But pressures from the white settlers grew greater. Despite protests from many of the Cherokee, as well as from prominent white leaders of the day, the Cherokee were at last forced by President Jackson to move westward, leaving their land behind. While some members had signed the treaty of New Echota, agreeing on the move, others remained opposed. This issue split the Cherokee nation in two.
The Cherokee were gathered up and placed in forts (called stockades then), waiting to begin their sad journey. Some of these were located in western North Carolina - a large one at Murphy and a smaller one at what would become Hayesville.
The movement of the Indians westward was aptly called The Trail of Tears. On that long journey to Oklahoma, 25% of the Cherokee people died from disease and exposure. The summer of 1838 was extremely dry and certain river routes could not be used for passage. The Cherokee were given rations of flour and salt pork and many grew ill from the unaccustomed food. Epidemics of measles and cholera took many of their children.
In our area of the mountains, several hundred Indians escaped and settled in the place now known as Cherokee, North Carolina. Their number has increased to the thousands. At the Oconaluftee Indian Village, some of them keep alive the culture of their ancestors. It is a culture that has all but disappeared elsewhere.
- Source: J.D. Lewis - Little
As of the census of 2000, there were 8,775 people, 3,847 households, and 2,727 families residing in the county. The population density was 41 people per square mile (16/km²). There were 5,425 housing units at an average density of 25 per square mile (10/km²). The racial makeup of the county was 98.01% White, 0.80% Black or African American, 0.33% Native American, 0.09% Asian, 0.07% Pacific Islander, 0.15% from other races, and 0.56% from two or more races. 0.83% of the population were Hispanic or Latino of any race.
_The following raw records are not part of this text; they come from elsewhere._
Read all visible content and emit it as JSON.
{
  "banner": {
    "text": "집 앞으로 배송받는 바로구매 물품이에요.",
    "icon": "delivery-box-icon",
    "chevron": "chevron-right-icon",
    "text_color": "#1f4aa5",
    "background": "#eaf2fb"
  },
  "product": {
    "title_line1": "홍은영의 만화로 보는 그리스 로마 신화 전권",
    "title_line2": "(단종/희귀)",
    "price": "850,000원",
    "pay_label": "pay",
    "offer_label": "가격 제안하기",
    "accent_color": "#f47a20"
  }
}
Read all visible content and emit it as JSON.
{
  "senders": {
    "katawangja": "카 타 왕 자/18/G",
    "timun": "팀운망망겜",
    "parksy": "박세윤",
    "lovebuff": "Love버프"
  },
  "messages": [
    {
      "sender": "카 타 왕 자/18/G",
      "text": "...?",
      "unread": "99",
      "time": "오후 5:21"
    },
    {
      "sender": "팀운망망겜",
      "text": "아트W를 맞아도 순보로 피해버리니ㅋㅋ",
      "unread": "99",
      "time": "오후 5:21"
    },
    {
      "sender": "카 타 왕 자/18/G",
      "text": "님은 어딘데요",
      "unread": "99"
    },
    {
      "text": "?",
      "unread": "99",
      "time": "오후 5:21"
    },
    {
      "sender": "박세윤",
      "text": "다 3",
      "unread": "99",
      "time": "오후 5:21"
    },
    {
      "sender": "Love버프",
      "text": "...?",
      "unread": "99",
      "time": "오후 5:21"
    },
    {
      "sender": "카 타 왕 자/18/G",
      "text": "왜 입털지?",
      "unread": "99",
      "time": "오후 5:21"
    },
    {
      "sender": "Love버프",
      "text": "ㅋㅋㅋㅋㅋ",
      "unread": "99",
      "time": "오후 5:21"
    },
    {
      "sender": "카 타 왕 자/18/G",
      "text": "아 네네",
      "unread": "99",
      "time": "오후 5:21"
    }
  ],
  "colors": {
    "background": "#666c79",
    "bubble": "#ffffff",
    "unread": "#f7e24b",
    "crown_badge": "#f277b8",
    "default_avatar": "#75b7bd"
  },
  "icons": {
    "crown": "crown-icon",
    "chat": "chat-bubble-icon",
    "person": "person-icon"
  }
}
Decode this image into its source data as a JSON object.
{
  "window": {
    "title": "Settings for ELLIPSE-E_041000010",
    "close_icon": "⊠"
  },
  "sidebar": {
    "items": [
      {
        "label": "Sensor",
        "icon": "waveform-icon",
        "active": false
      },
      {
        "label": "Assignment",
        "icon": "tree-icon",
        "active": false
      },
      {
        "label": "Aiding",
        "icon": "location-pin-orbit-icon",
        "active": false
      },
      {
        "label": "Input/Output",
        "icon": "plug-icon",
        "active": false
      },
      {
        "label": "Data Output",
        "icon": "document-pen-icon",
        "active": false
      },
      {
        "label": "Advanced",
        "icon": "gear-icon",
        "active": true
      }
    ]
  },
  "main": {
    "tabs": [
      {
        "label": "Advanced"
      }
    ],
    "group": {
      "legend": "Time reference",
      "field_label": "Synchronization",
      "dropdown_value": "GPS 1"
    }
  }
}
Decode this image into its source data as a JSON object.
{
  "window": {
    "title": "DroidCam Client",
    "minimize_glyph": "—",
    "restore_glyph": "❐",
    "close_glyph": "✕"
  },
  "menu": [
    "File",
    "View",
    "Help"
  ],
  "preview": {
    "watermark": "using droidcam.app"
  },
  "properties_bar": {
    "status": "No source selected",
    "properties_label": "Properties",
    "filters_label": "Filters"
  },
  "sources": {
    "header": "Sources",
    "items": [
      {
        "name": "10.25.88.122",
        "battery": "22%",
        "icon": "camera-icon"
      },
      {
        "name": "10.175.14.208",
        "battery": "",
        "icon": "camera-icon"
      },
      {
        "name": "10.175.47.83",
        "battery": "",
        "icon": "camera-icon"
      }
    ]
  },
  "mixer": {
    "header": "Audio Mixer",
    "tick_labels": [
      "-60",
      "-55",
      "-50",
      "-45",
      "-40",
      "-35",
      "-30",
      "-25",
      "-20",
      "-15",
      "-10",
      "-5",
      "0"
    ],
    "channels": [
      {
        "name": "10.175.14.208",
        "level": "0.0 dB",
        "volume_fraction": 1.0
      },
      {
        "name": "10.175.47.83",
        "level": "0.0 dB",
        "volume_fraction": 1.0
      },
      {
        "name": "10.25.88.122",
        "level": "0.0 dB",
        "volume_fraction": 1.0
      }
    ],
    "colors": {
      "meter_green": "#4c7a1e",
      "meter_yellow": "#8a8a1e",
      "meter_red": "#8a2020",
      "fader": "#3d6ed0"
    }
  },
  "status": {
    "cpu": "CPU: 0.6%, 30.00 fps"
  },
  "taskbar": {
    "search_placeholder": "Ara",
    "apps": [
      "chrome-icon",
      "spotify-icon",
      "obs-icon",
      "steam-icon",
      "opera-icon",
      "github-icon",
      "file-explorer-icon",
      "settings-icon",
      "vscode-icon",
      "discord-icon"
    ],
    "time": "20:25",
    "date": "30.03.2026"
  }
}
There were 3,847 households out of which 23.50% had children under the age of 18 living with them, 59.80% were married couples living together, 7.50% had a female householder with no husband present, and 29.10% were non-families. 26.30% of all households were made up of individuals and 14.40% had someone living alone who was 65 years of age or older. The average household size was 2.25 and the average family size was 2.68.
In the county the population was spread out with 18.60% under the age of 18, 6.20% from 18 to 24, 22.80% from 25 to 44, 29.80% from 45 to 64, and 22.70% who were 65 years of age or older. The median age was 47 years. For every 100 females there were 94.90 males. For every 100 females age 18 and over, there were 91.40 males.
The median income for a household in the county was $31,397, and the median income for a family was $38,264. Males had a median income of $29,677 versus $19,529 for females. The per capita income for the county was $18,221. About 7.80% of families and 11.40% of the population were below the poverty line, including 14.60% of those under age 18 and 13.00% of those age 65 or over.